▶ _What to produce_: The answer must consist of every line from the data that holds the string "userone".
====== Recorded data ======
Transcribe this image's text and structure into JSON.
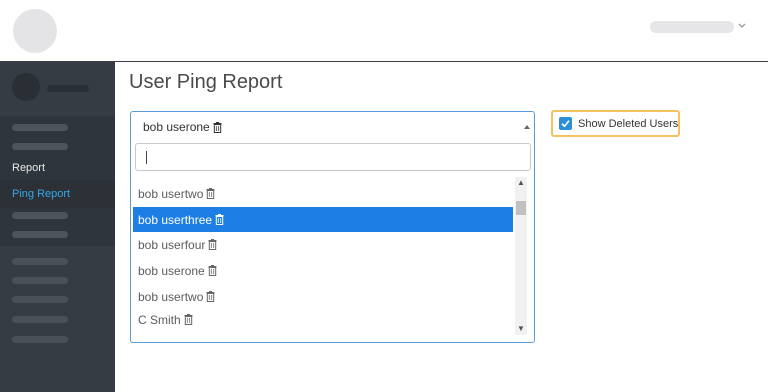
{
  "page": {
    "title": "User Ping Report"
  },
  "sidebar": {
    "items": [
      {
        "label": "Report",
        "active": false
      },
      {
        "label": "Ping Report",
        "active": true
      }
    ]
  },
  "user_select": {
    "selected": "bob userone",
    "search_value": "",
    "options": [
      {
        "label": "bob usertwo",
        "highlighted": false
      },
      {
        "label": "bob userthree",
        "highlighted": true
      },
      {
        "label": "bob userfour",
        "highlighted": false
      },
      {
        "label": "bob userone",
        "highlighted": false
      },
      {
        "label": "bob usertwo",
        "highlighted": false
      },
      {
        "label": "C Smith",
        "highlighted": false
      }
    ]
  },
  "show_deleted": {
    "label": "Show Deleted Users",
    "checked": true
  },
  "colors": {
    "accent": "#1d7fe5",
    "sidebar": "#363c44",
    "checkbox_border": "#f4c261",
    "link_active": "#35a6e8"
  },
  "icons": {
    "option_icon": "trash-icon",
    "user_menu": "chevron-down-icon"
  }
}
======
▶ _Task response_:
    "selected": "bob userone",
        "label": "bob userone",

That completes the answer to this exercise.